In an interview with Samuel Eshun on the Happy Morning show, he argued that the wake of COVID-19 has reiterated the importance of technology in our lives and as such it will be a great opportunity for political parties to utilize this new trend.
He explained, “Some political parties have come to terms with the fact that IT has come to stay. You can observe this on social media. Most of the political battles are being fought on social media. Most of the youth are on social media.
Research says that about 70% of Ghanaians who don’t have potable water and electricity at home have mobile phones. Irrespective of how many people may be in the hinterlands, people have mobile phones and Ghana has become one village now due to the internet and political parties have identified this.
So now if you study the discussions on social media, you will clearly see what is happening. It has become mostly politics. Everybody is talking about politics. So political parties who will understand the trends strategically and tow that line will have the majority of the votes because we have floating voters online”.

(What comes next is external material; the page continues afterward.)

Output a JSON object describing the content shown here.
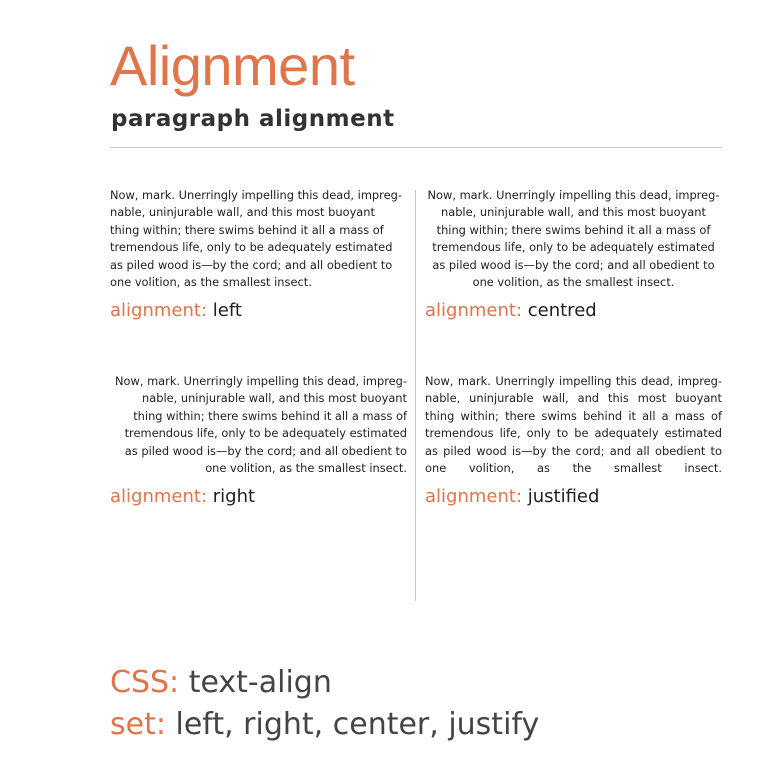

Stephen exemplified that in the case of the 2016 US elections between Donald Trump and Hilary Clinton, the power of social media was glaring when Donald Trump harnessed Twitter and Cambridge Analytics to win the elections. Through technology, Trump ran one of the cheapest campaigns ever in US history. “All he [Donald Trump] had to do was use Twitter which is free. Our political parties must get creative and they are doing that”, he added.
Globally, social media has been an important factor in election campaigns. This new trend has changed the way communication evolves around election campaigns. In the wake of the COVID-19 pandemic, it has become very important that political parties find alternative ways of contacting their audience while avoiding physical contact. While this form has made it easier for politicians to reach their audience, it has also created an increase in misinformation online.
By: Alberta Dorcas N D Armah